They were responding to another (very controversial) outlier study whose findings “conflict with those from a number of other studies,” according to the New York Times, citing numerous experts. “Critics were quick to note [that] study’s limitations, among them that the design depended heavily on participants reporting their own test results and behavior, at a time when both mask-wearing and infection were rare in Denmark.”
The Washington Post reports:
In the large, randomized study published Wednesday in the Annals of Internal Medicine, researchers observed more than 6,000 people in Denmark from April to June when mask-wearing was not required in the country. Fewer people in the group that was advised to wear masks contracted the virus — or about a 14 percent reduced risk because of mask-wearing — but the difference was not statistically significant, indicating that the medical masks issued were not particularly effective at preventing the wearers from being infected.

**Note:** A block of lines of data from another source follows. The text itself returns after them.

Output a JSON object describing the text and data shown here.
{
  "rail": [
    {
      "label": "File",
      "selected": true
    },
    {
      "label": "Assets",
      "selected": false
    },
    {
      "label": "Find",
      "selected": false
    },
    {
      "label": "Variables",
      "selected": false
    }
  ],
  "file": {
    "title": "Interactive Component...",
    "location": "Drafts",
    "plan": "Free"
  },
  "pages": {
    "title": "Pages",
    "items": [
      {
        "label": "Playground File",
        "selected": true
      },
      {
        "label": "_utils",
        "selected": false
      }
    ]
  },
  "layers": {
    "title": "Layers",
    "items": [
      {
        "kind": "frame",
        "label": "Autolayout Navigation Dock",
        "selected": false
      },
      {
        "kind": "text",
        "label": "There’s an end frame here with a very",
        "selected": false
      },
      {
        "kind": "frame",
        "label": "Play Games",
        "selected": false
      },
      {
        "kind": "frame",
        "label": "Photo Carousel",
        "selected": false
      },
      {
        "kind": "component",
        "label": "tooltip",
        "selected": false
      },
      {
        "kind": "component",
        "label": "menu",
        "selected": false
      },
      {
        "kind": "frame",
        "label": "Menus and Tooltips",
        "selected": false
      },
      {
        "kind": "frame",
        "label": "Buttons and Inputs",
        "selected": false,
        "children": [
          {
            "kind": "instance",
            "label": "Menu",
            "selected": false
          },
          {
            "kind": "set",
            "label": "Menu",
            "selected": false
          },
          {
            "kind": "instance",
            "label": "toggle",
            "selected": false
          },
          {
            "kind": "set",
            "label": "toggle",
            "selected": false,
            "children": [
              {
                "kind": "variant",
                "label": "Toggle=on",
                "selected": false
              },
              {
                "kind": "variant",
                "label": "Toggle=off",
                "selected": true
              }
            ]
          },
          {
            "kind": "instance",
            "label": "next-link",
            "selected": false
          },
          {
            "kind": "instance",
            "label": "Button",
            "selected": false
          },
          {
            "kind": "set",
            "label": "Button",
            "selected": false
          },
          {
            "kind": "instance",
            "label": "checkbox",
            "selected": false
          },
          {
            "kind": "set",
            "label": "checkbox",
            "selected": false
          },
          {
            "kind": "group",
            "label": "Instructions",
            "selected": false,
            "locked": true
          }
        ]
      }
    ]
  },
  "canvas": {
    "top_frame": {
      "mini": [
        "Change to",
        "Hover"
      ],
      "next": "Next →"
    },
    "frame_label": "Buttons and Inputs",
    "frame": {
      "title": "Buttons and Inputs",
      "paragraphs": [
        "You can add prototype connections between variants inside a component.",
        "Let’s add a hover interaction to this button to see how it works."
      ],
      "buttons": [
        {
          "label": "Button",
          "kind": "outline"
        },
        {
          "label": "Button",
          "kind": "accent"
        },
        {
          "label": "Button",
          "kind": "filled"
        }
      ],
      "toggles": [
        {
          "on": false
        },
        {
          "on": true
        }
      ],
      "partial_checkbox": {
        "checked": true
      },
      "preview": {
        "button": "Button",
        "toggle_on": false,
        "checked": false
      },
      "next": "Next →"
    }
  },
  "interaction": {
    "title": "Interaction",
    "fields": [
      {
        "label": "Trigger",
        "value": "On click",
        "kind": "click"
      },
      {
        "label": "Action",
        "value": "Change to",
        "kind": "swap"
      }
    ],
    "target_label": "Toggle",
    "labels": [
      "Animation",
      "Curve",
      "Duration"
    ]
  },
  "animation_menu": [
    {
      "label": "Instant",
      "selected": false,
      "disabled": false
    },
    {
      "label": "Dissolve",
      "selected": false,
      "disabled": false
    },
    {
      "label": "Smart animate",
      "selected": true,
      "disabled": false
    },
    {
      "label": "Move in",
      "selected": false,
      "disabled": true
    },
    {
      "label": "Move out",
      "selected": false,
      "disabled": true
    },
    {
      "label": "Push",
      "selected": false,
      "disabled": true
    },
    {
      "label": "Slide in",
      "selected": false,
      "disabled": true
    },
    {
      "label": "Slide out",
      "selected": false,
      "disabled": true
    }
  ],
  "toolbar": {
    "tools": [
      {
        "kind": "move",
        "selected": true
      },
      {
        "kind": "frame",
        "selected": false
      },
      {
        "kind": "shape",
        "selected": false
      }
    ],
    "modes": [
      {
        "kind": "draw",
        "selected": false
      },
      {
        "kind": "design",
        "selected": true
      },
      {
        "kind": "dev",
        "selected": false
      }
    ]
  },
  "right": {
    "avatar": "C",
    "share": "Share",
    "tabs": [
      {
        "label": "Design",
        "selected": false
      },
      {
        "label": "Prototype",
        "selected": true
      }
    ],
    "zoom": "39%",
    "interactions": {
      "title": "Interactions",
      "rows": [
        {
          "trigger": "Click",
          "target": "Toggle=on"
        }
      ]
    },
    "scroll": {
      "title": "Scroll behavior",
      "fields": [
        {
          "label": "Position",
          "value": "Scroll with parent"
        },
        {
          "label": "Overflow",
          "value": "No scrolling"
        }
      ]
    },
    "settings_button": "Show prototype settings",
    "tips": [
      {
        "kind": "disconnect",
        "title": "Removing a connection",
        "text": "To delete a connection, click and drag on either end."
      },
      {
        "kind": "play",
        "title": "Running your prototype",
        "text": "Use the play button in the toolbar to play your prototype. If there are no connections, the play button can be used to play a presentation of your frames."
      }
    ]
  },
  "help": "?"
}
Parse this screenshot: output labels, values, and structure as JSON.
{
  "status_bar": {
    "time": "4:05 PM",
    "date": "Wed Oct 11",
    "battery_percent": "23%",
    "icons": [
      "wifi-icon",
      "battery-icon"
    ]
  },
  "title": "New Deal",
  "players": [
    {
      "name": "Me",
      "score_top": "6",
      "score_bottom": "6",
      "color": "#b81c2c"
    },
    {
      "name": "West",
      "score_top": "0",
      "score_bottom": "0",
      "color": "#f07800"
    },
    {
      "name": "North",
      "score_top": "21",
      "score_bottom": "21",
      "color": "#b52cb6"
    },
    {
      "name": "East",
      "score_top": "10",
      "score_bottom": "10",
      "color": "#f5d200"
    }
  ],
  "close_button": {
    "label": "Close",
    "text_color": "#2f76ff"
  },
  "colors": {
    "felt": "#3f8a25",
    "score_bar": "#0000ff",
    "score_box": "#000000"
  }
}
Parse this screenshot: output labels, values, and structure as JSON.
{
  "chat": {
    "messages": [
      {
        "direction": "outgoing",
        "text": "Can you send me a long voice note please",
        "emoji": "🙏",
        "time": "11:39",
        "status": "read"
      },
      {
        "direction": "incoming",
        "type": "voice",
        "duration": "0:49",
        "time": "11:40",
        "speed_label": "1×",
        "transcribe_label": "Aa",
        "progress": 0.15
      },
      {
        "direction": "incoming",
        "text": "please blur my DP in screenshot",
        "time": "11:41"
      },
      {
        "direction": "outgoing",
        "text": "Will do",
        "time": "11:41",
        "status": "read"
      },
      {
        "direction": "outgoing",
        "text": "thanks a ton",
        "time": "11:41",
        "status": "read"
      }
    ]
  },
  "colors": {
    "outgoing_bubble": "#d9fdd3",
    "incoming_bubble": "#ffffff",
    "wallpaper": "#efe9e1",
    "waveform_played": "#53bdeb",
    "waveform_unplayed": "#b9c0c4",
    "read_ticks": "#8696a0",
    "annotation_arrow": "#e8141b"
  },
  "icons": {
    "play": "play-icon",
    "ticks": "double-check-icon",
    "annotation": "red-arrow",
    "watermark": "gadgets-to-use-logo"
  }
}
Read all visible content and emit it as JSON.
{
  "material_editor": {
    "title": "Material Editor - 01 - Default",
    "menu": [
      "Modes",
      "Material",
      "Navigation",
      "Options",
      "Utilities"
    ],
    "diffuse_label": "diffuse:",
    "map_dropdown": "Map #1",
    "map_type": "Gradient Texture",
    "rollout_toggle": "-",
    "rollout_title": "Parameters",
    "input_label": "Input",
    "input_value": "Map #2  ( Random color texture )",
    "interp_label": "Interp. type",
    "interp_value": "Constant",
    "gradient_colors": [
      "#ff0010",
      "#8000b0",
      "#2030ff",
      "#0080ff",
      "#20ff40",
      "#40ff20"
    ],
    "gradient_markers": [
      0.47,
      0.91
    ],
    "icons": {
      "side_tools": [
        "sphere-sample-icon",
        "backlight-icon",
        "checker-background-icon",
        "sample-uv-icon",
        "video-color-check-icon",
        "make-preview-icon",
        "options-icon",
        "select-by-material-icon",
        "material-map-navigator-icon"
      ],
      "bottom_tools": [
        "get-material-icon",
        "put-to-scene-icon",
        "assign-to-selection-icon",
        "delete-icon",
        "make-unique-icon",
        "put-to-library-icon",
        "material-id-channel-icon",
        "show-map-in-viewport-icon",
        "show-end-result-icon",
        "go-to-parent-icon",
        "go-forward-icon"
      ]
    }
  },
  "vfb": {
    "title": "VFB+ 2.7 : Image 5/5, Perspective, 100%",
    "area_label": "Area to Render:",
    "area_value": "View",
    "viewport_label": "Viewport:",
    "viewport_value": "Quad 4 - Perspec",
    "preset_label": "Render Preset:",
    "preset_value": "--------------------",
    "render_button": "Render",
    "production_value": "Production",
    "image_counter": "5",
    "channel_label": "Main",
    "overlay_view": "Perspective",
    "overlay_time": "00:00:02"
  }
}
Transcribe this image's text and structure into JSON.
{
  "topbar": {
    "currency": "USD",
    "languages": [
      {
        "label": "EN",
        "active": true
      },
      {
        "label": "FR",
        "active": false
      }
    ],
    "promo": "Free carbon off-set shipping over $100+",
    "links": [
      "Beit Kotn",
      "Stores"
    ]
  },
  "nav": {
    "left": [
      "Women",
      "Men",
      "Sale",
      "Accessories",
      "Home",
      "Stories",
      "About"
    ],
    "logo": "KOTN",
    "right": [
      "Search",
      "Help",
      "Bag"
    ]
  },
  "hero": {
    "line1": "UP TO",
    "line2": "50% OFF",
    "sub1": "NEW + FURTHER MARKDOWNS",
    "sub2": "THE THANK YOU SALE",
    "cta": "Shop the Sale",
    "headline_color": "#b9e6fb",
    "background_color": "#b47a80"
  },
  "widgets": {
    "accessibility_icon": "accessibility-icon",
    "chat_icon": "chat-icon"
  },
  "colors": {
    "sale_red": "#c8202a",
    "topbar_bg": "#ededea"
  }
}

Other experts, however, argue that the study was conducted when there was relatively less community spread of the virus and that testing the participants’ antibodies cannot reliably measure whether they had the virus during the time of the study.
“We think you should wear a face mask at least to protect yourself, but you should also use it to protect others,” lead author Henning Bundgaard told The Washington Post. “We consider that the conclusion is we should wear face masks.” Bundgaard said even the small risk reduction masks offer “is very important, considering it is a life-threatening disease…”
“Because the issue has become so politicized, there’s a real risk — and it’s already being used in this way — that studies like this will be sort of cherry-picked and presented as conclusive evidence that masks are completely ineffective,” Columbia University virologist Angela Rasmussen said… In letters and blog posts, public health experts express concern about the design of the study and warn that policymakers could misinterpret the research to mean that masks are ineffective. “However, the more accurate translation is that this study is uninformative regarding the benefits (or lack thereof) of wearing masks outside of the healthcare setting,” one letter states. “As such, we caution decision-makers and the media from interpreting the results of this trial as being anything other than artifacts of weak design.”
Even the Denmark study itself acknowledged its own limitations, citing “Inconclusive results, missing data, variable adherence, patient-reported findings on home tests, no blinding, and no assessment of whether masks could decrease disease transmission from mask wearers to others.”
And it also acknowledges large gaps in adherence to proper mask usage among its participants: “Based on the lowest adherence reported in the mask group during follow-up, 46% of participants wore the mask as recommended, 47% predominantly as recommended, and 7% not as recommended.”
The Post notes that America’s Center for Disease Control reiterated that people do benefit from wearing a mask that can filter out virus-carrying droplets, and last week “cited multiple studies evaluating mechanical evidence that concluded masks can block certain respiratory particles, depending on the material of the mask…”
Read more of this story at Slashdot.